PROBLEM REQUIREMENTS:
Scan the entries for the word "this", and copy every line where it appears.

DATA FOR THE TASK:
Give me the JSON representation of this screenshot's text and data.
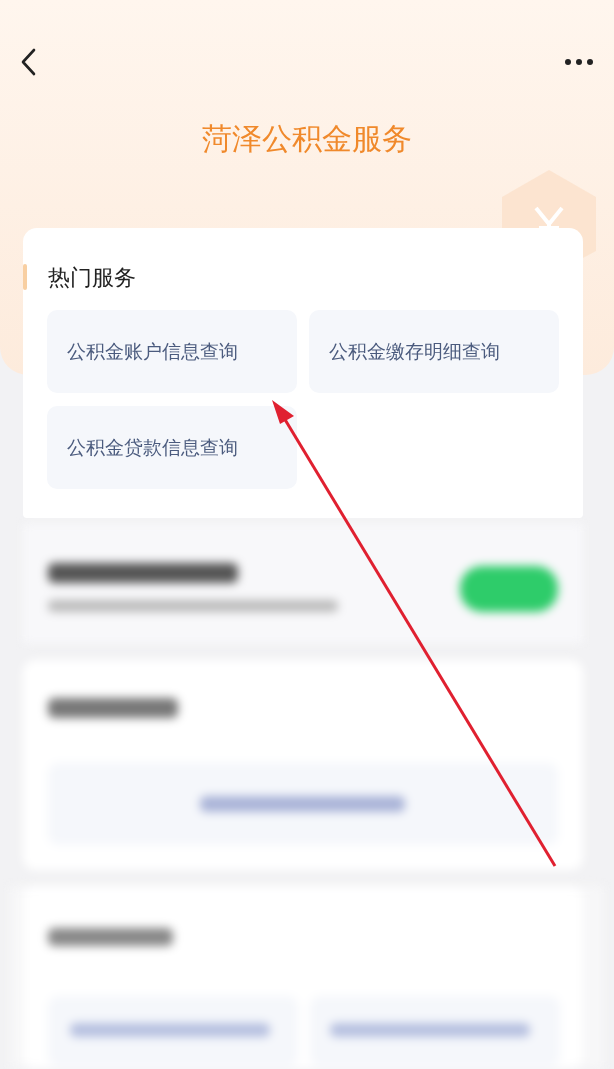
{
  "title": "菏泽公积金服务",
  "hot_services": {
    "title": "热门服务",
    "items": [
      {
        "label": "公积金账户信息查询"
      },
      {
        "label": "公积金缴存明细查询"
      },
      {
        "label": "公积金贷款信息查询"
      }
    ]
  }
}
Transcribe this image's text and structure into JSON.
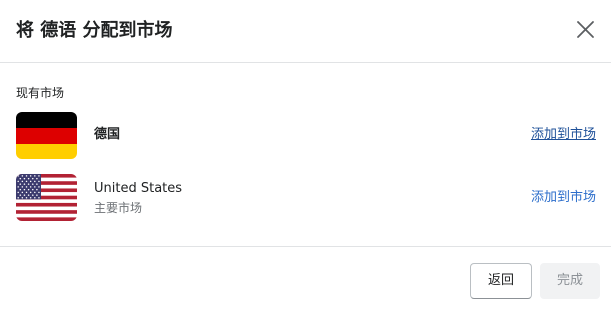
{
  "dialog": {
    "title": "将 德语 分配到市场",
    "close_icon": "close-icon"
  },
  "section": {
    "label": "现有市场"
  },
  "markets": [
    {
      "name": "德国",
      "subtitle": "",
      "flag_icon": "germany-flag-icon",
      "action_label": "添加到市场",
      "action_state": "hover"
    },
    {
      "name": "United States",
      "subtitle": "主要市场",
      "flag_icon": "united-states-flag-icon",
      "action_label": "添加到市场",
      "action_state": "default"
    }
  ],
  "footer": {
    "back_label": "返回",
    "done_label": "完成",
    "done_disabled": true
  },
  "colors": {
    "link": "#2c6ecb",
    "link_hover": "#1f5199",
    "text": "#202223",
    "subdued_text": "#6d7175",
    "divider": "#e1e3e5",
    "disabled_bg": "#f1f2f3"
  }
}
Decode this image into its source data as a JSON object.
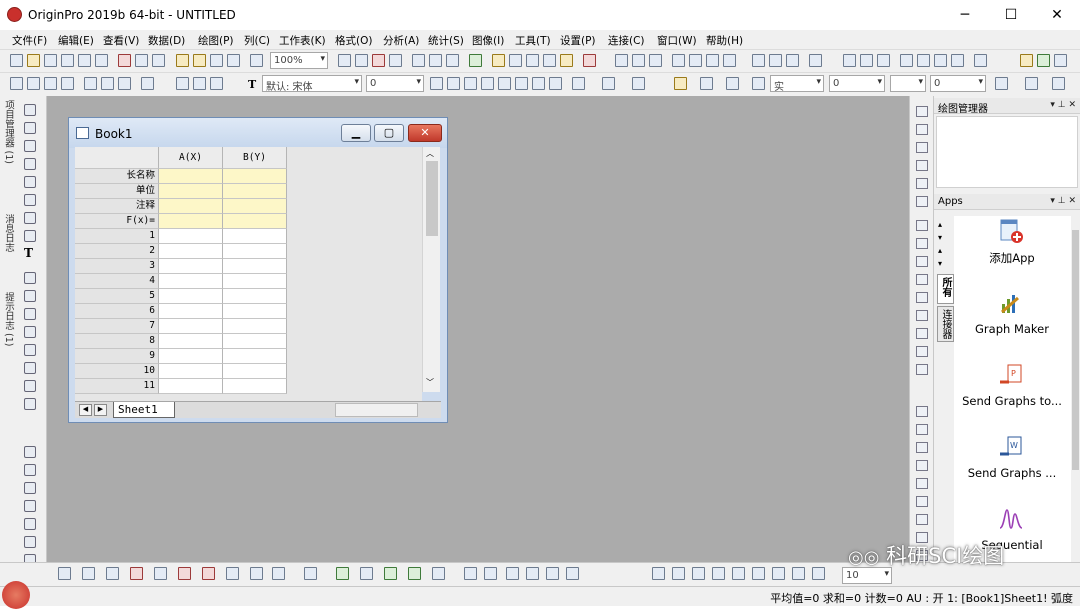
{
  "window": {
    "title": "OriginPro 2019b 64-bit - UNTITLED",
    "controls": [
      "─",
      "☐",
      "✕"
    ]
  },
  "menu": [
    "文件(F)",
    "编辑(E)",
    "查看(V)",
    "数据(D)",
    "绘图(P)",
    "列(C)",
    "工作表(K)",
    "格式(O)",
    "分析(A)",
    "统计(S)",
    "图像(I)",
    "工具(T)",
    "设置(P)",
    "连接(C)",
    "窗口(W)",
    "帮助(H)"
  ],
  "toolbar": {
    "zoom": "100%",
    "font_name": "默认: 宋体",
    "font_size": "0",
    "line_style": "实",
    "line_width": "0",
    "style_value": "0",
    "font_symbol": "T"
  },
  "left_panel": {
    "tabs": [
      "项目管理器 (1)",
      "消息日志",
      "提示日志 (1)"
    ]
  },
  "book": {
    "title": "Book1",
    "columns": [
      "A(X)",
      "B(Y)"
    ],
    "label_rows": [
      "长名称",
      "单位",
      "注释",
      "F(x)="
    ],
    "row_numbers": [
      "1",
      "2",
      "3",
      "4",
      "5",
      "6",
      "7",
      "8",
      "9",
      "10",
      "11"
    ],
    "sheet_tab": "Sheet1"
  },
  "right_panel": {
    "graph_manager": "绘图管理器",
    "apps_header": "Apps",
    "side_tabs": [
      "所有",
      "连接器"
    ],
    "apps": [
      {
        "name": "添加App",
        "icon": "add-app-icon"
      },
      {
        "name": "Graph Maker",
        "icon": "graph-maker-icon"
      },
      {
        "name": "Send Graphs to...",
        "icon": "send-graphs-ppt-icon"
      },
      {
        "name": "Send Graphs ...",
        "icon": "send-graphs-word-icon"
      },
      {
        "name": "Sequential",
        "icon": "sequential-icon"
      }
    ]
  },
  "bottom": {
    "value_field": "10"
  },
  "status": {
    "text": "平均值=0 求和=0 计数=0  AU : 开   1: [Book1]Sheet1!  弧度"
  },
  "watermark": "科研SCI绘图",
  "colors": {
    "workspace": "#ababab",
    "label_rows": "#fdf7c8",
    "close_button": "#c0392b"
  }
}
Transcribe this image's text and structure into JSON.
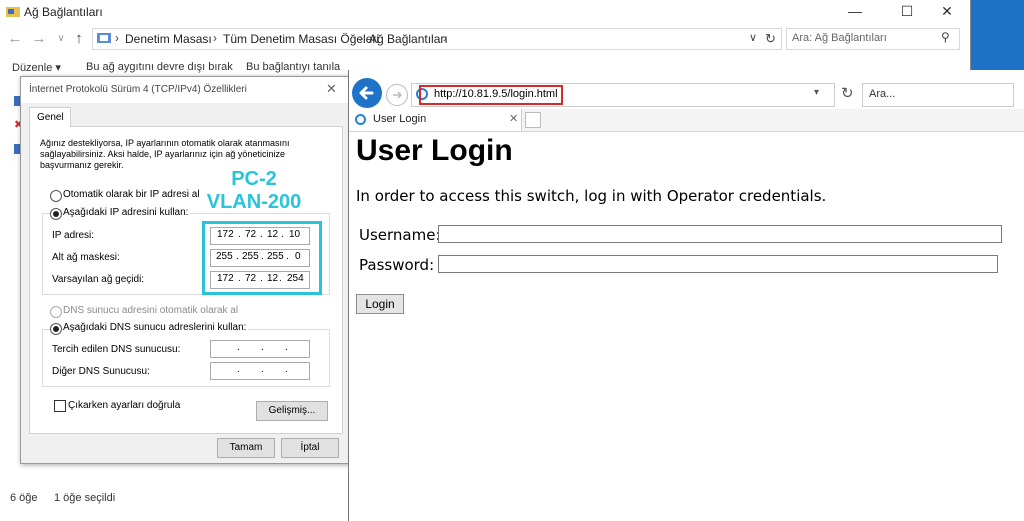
{
  "explorer": {
    "title": "Ağ Bağlantıları",
    "window_buttons": [
      "—",
      "☐",
      "✕"
    ],
    "breadcrumbs": [
      "Denetim Masası",
      "Tüm Denetim Masası Öğeleri",
      "Ağ Bağlantıları"
    ],
    "search_placeholder": "Ara: Ağ Bağlantıları",
    "ribbon": [
      "Düzenle ▾",
      "Bu ağ aygıtını devre dışı bırak",
      "Bu bağlantıyı tanıla"
    ],
    "status_items": "6 öğe",
    "status_selected": "1 öğe seçildi"
  },
  "dialog": {
    "title": "İnternet Protokolü Sürüm 4 (TCP/IPv4) Özellikleri",
    "tab": "Genel",
    "description": "Ağınız destekliyorsa, IP ayarlarının otomatik olarak atanmasını sağlayabilirsiniz. Aksi halde, IP ayarlarınız için ağ yöneticinize başvurmanız gerekir.",
    "radio_auto_ip": "Otomatik olarak bir IP adresi al",
    "radio_manual_ip": "Aşağıdaki IP adresini kullan:",
    "ip_label": "IP adresi:",
    "mask_label": "Alt ağ maskesi:",
    "gateway_label": "Varsayılan ağ geçidi:",
    "ip": [
      "172",
      "72",
      "12",
      "10"
    ],
    "mask": [
      "255",
      "255",
      "255",
      "0"
    ],
    "gateway": [
      "172",
      "72",
      "12",
      "254"
    ],
    "radio_auto_dns": "DNS sunucu adresini otomatik olarak al",
    "radio_manual_dns": "Aşağıdaki DNS sunucu adreslerini kullan:",
    "dns_pref_label": "Tercih edilen DNS sunucusu:",
    "dns_alt_label": "Diğer DNS Sunucusu:",
    "validate_label": "Çıkarken ayarları doğrula",
    "advanced_button": "Gelişmiş...",
    "ok_button": "Tamam",
    "cancel_button": "İptal"
  },
  "annotation": {
    "line1": "PC-2",
    "line2": "VLAN-200",
    "color": "#29c4d8"
  },
  "ie": {
    "url": "http://10.81.9.5/login.html",
    "search_placeholder": "Ara...",
    "tab_title": "User Login",
    "page_heading": "User Login",
    "page_text": "In order to access this switch, log in with Operator credentials.",
    "username_label": "Username:",
    "password_label": "Password:",
    "login_button": "Login",
    "highlight_color": "#d62a2a"
  }
}
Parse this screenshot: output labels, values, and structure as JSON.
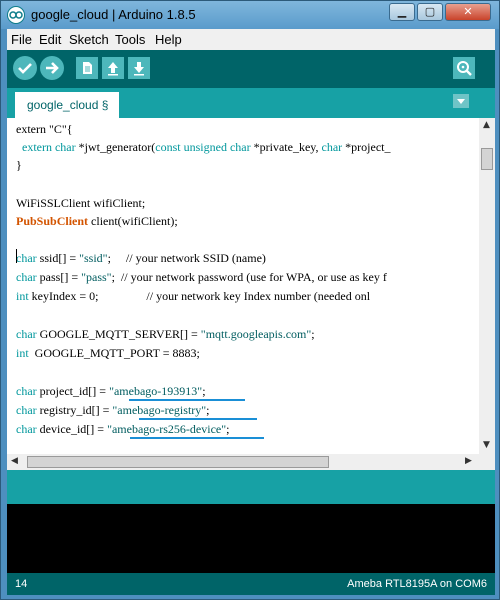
{
  "window": {
    "title": "google_cloud | Arduino 1.8.5",
    "controls": {
      "minimize": "▁",
      "maximize": "▢",
      "close": "✕"
    }
  },
  "menu": [
    {
      "label": "File"
    },
    {
      "label": "Edit"
    },
    {
      "label": "Sketch"
    },
    {
      "label": "Tools"
    },
    {
      "label": "Help"
    }
  ],
  "toolbar": {
    "buttons": [
      "verify-icon",
      "upload-icon",
      "new-icon",
      "open-icon",
      "save-icon",
      "serial-monitor-icon"
    ]
  },
  "tabs": [
    {
      "label": "google_cloud §"
    }
  ],
  "code": {
    "l1": "extern \"C\"{",
    "l2_kw": "extern",
    "l2_typ": "char",
    "l2_a": " *jwt_generator(",
    "l2_c1": "const",
    "l2_c2": "unsigned",
    "l2_c3": "char",
    "l2_b": " *private_key, ",
    "l2_c4": "char",
    "l2_d": " *project_",
    "l3": "}",
    "l4": "WiFiSSLClient wifiClient;",
    "l5_cls": "PubSubClient",
    "l5_rest": " client(wifiClient);",
    "l6_typ": "char",
    "l6_a": " ssid[] = ",
    "l6_str": "\"ssid\"",
    "l6_b": ";     // your network SSID (name)",
    "l7_typ": "char",
    "l7_a": " pass[] = ",
    "l7_str": "\"pass\"",
    "l7_b": ";  // your network password (use for WPA, or use as key f",
    "l8_typ": "int",
    "l8_a": " keyIndex = 0;                // your network key Index number (needed onl",
    "l9_typ": "char",
    "l9_a": " GOOGLE_MQTT_SERVER[] = ",
    "l9_str": "\"mqtt.googleapis.com\"",
    "l9_b": ";",
    "l10_typ": "int",
    "l10_a": "  GOOGLE_MQTT_PORT = 8883;",
    "l11_typ": "char",
    "l11_a": " project_id[] = ",
    "l11_str": "\"amebago-193913\"",
    "l11_b": ";",
    "l12_typ": "char",
    "l12_a": " registry_id[] = ",
    "l12_str": "\"amebago-registry\"",
    "l12_b": ";",
    "l13_typ": "char",
    "l13_a": " device_id[] = ",
    "l13_str": "\"amebago-rs256-device\"",
    "l13_b": ";"
  },
  "status": {
    "line_number": "14",
    "board": "Ameba RTL8195A on COM6"
  },
  "colors": {
    "toolbar": "#006468",
    "tabbar": "#17a1a5",
    "keyword": "#00979c",
    "class": "#d35400",
    "highlight_underline": "#1a8fd6"
  }
}
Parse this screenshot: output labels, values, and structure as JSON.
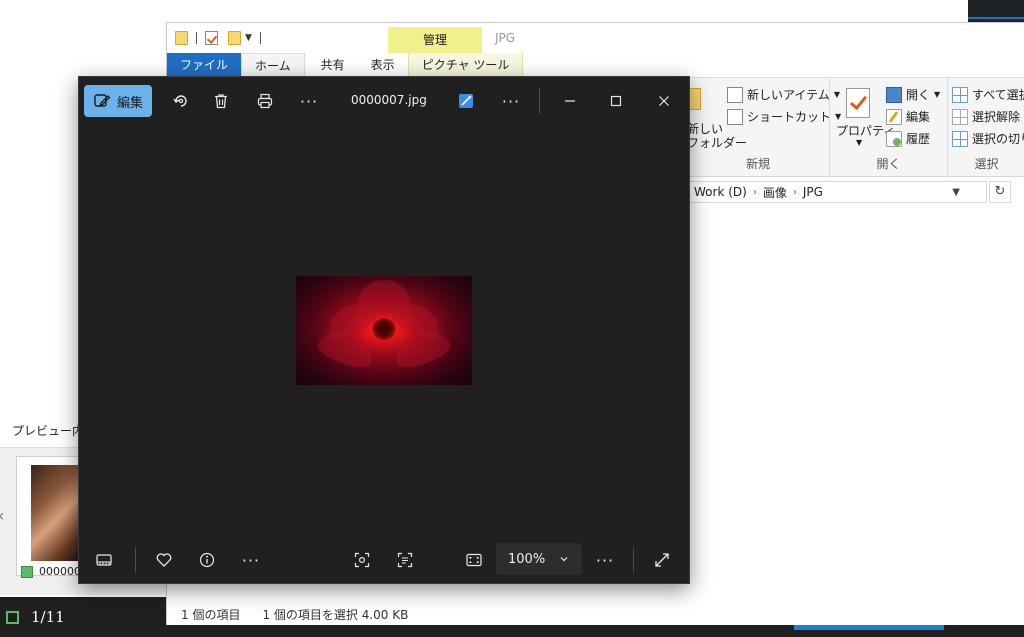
{
  "explorer": {
    "title": "JPG",
    "contextual_group": "管理",
    "tabs": [
      "ファイル",
      "ホーム",
      "共有",
      "表示",
      "ピクチャ ツール"
    ],
    "ribbon": {
      "new_item": "新しいアイテム",
      "shortcut": "ショートカット",
      "new_folder_line1": "新しい",
      "new_folder_line2": "フォルダー",
      "group_new": "新規",
      "properties": "プロパティ",
      "open": "開く",
      "edit": "編集",
      "history": "履歴",
      "group_open": "開く",
      "select_all": "すべて選択",
      "select_none": "選択解除",
      "invert_selection": "選択の切り",
      "group_select": "選択"
    },
    "address": {
      "crumbs": [
        "Work (D)",
        "画像",
        "JPG"
      ]
    },
    "status": {
      "items": "1 個の項目",
      "selected": "1 個の項目を選択  4.00 KB"
    }
  },
  "background": {
    "preview_label": "プレビュー内",
    "thumb_caption": "000000",
    "page_counter": "1/11"
  },
  "viewer": {
    "edit_label": "編集",
    "filename": "0000007.jpg",
    "zoom": "100%"
  }
}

TASK ANSWER:
Give me the JSON representation of this screenshot's text and data.
Transcribe this image's text and structure into JSON.
Decode this image into its source data as a JSON object.
Transcribe this image's text and structure into JSON.
    "page_text": "In order to access this switch, log in with Operator credentials.",
Parse this screenshot: output labels, values, and structure as JSON.
Parse this screenshot: output labels, values, and structure as JSON.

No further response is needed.